They did an excellent job, and to see some of the smaller children, age 5 and 6, breaking forth in song and dance, was a sight to behold. The children were then shown several movie cartoons of Popeye and Mickey Mouse, which they just loved.

Throughout the program the children were climbing all over the laps of the GIs themselves and it tugged at my heart to see the expressions on the faces of theGls. Perhaps it being my first Christmas with the GIs I didn't really know what to expect - but it certainly did move me greatly to see their reactions to these underprivileged children.

After the movies were over, the children were brought over to the Aeroclub and seated at the long tables in the snack bar which, incidentally, was very attractively decorated with packages of candy wrapped up in red paper and holly and Christmas greens placed along the tables.

For refreshments we served tea, cakes [cookies] and fruit Jell-O and had planned to have ice cream, but at the last minute the freezing unit broke down. As it was late in the afternoon by this time, we drew the black-out curtains and lighted the candles. At the appropriate moment, Santa Claus came bursting into the room, much to the glee and shouts of the youngsters. One of the GIs acted as our Father Christmas and did an excellent job.

After passing up and down the tables talking to all the children, Father Christmas went up onto the stage where the decorated Christmas tree was standing with piles of presents stacked all around it. These presents were bought by money donated voluntarily by the GIs who had insisted on such a donation. There was a present for each individual child with his or her name on it. Incidentally, this required a great deal of hard work before hand, purchasing 130 presents for the children who had been invited. I say 130 children because that was the original list which had been planned on, but when the children actually arrived, we counted 160 noses.

So we scurried around and made up 30 extra presents. Santa Claus read out each name and the GI's distributed the presents. It all went very smoothly amid the excitement. With full stomachs and full of Christmas spirit the children were piled back into the trucks and taken home.

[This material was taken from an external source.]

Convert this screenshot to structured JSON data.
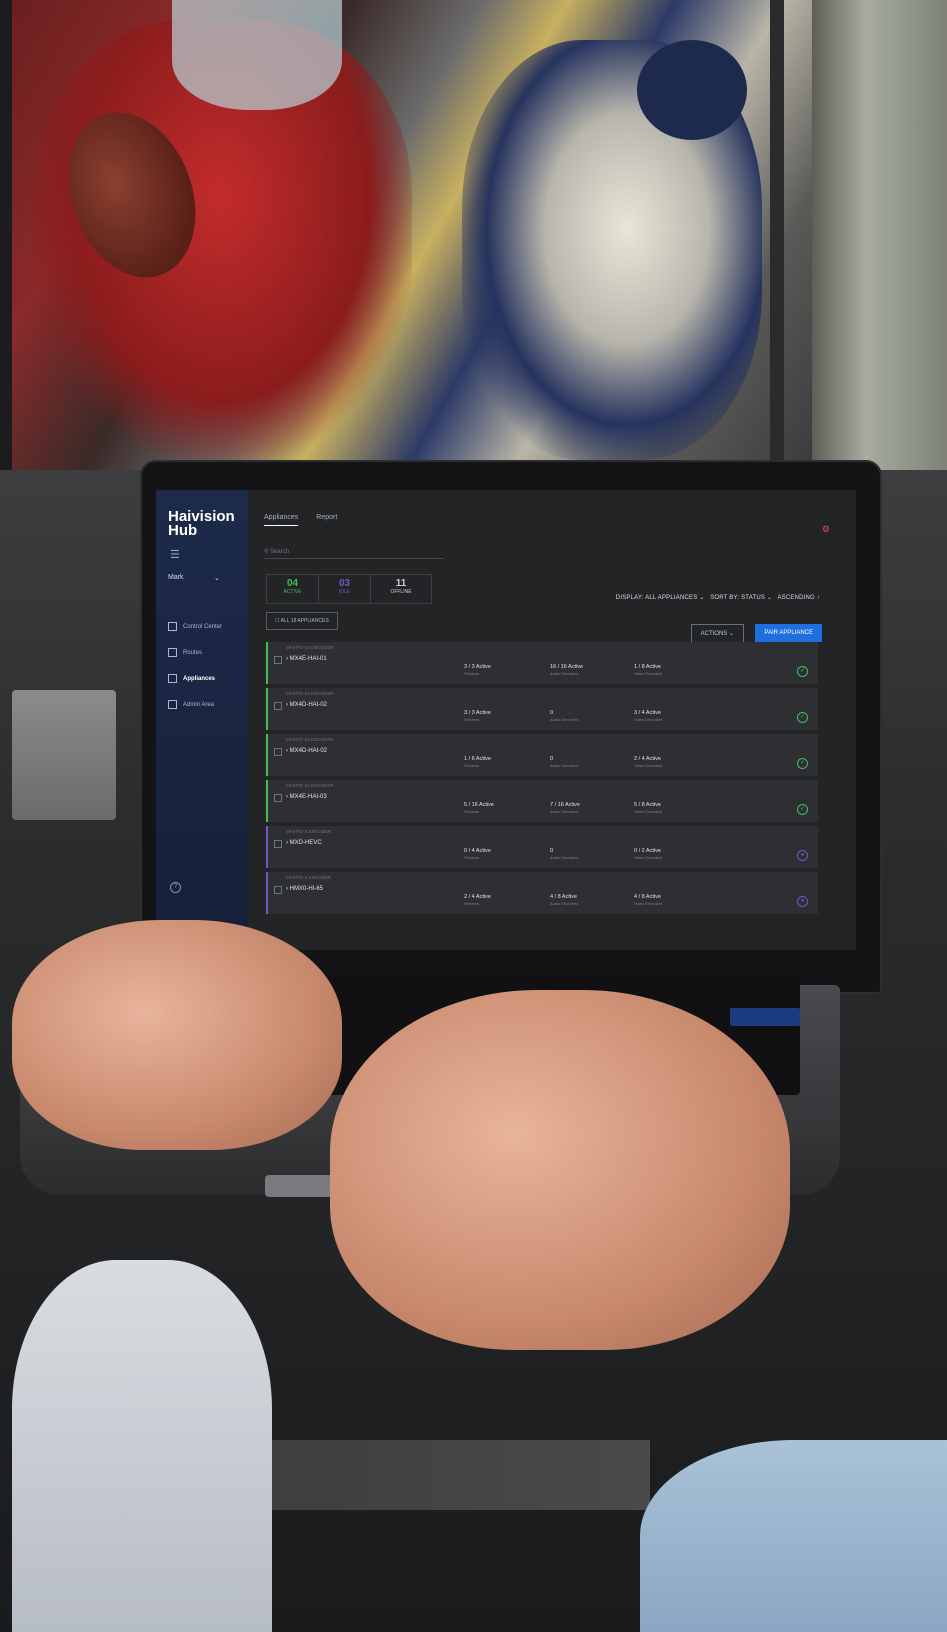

After a day like that, how did we follow iot with a meaningful night int he Aeroclub? Jane's report continues: "On Christmas night, with the club filled to capacity, we had expected to have a show. However, at the last minute they disappointed us. So instead we played the recording of Dickens' "Christmas Carol" by Ronald Coleman. There was also free food in the Snack Bar. Plum pudding with rum sauce, fudge, nuts, and apples were served. As I wandered around the club that night, I frequently came across small groups of GIs singing Christmas carols and appearing very happy. So many of them told me it was the best Christmas they had ever spent away from home. That in itself was very gratifying and certainly more than enough compensation for all the work we had in preparing for it."

American Red Cross Christmas
English schoolchildren at Wendling, Norfolk get a close look at 41-29131, Flying Patch K, a B-24 Liberator heavy bomber.